• Prompt
Nothing but the lines holding the string "this" should appear in the answer. Copy them from the entries.

• Given information
^^^^^^^^

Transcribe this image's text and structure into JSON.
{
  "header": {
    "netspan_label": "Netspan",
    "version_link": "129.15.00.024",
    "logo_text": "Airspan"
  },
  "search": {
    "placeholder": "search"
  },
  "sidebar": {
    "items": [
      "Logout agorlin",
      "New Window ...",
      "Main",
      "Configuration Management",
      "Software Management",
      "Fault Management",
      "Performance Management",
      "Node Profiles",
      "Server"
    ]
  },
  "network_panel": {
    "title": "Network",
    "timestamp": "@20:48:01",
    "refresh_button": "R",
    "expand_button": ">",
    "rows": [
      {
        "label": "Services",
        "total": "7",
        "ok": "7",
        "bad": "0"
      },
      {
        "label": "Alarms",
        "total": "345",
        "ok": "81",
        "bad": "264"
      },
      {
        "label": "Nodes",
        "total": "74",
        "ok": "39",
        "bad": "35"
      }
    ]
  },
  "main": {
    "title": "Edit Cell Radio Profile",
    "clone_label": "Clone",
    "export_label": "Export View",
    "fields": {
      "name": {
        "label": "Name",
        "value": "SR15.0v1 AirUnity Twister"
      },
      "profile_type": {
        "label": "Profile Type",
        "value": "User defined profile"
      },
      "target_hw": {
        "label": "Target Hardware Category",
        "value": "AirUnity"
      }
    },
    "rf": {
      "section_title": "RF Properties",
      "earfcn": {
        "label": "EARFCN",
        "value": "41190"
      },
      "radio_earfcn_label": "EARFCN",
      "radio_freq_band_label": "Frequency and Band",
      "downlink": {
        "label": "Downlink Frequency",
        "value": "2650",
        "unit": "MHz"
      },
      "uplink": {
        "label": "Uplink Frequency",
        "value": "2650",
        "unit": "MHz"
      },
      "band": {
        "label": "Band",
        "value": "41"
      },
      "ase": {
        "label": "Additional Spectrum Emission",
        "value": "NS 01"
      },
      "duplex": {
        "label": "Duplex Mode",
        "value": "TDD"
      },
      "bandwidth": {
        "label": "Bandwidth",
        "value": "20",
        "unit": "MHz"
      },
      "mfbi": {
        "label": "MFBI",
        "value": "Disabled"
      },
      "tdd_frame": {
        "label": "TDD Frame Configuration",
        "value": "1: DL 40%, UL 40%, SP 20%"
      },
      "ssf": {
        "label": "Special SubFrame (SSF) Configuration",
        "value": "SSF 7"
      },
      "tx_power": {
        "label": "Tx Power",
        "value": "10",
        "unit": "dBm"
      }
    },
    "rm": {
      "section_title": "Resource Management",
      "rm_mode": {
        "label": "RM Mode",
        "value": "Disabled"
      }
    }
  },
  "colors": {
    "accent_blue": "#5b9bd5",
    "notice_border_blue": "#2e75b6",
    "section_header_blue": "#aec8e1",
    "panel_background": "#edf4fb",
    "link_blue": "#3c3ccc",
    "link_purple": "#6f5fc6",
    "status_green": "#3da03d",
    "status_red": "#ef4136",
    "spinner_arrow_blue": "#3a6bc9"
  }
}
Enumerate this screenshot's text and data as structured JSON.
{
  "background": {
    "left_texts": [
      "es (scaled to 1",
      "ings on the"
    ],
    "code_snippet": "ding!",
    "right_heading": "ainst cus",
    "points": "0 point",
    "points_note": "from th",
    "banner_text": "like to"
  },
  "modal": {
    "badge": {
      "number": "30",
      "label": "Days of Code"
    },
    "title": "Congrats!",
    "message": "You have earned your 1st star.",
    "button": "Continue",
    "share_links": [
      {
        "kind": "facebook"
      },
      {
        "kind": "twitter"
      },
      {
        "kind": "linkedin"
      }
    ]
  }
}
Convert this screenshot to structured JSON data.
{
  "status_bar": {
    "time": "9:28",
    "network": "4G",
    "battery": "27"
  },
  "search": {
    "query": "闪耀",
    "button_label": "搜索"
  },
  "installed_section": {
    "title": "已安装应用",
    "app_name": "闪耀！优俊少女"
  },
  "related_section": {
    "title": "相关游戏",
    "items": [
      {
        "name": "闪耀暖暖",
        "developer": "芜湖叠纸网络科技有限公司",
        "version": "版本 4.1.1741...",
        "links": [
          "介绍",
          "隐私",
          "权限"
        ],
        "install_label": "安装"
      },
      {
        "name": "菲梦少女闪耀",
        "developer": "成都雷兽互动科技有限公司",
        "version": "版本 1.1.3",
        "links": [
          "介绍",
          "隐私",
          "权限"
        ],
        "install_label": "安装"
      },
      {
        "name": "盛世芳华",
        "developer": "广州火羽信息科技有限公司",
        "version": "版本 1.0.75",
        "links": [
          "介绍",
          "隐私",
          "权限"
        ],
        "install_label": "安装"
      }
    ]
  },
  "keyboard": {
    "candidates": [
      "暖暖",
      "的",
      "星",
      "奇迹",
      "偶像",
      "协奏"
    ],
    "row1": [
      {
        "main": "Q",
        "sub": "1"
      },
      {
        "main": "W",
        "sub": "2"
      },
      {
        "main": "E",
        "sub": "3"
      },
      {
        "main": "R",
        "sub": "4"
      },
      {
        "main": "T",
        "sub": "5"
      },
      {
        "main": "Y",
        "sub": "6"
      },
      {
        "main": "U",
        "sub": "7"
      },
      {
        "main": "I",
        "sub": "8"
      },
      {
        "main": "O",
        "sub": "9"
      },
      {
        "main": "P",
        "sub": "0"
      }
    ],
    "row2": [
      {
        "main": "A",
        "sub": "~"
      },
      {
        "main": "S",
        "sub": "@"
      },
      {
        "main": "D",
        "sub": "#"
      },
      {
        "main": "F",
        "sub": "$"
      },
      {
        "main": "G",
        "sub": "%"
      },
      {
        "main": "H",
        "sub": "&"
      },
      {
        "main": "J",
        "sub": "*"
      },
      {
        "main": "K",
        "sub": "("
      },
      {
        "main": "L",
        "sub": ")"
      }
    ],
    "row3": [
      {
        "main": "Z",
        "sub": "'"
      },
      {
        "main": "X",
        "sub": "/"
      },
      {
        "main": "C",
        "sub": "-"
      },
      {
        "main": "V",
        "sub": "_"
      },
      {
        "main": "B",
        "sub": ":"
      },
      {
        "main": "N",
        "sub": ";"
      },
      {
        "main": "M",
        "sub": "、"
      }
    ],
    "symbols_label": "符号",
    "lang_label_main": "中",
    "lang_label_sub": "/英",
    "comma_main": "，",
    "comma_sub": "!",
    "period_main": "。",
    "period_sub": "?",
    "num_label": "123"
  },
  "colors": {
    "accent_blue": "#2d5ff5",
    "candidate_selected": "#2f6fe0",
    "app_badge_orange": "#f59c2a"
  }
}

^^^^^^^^

• Solution to the problem
Transcribe this image's text and structure into JSON.
Enumerate this screenshot's text and data as structured JSON.
Convert this screenshot to structured JSON data.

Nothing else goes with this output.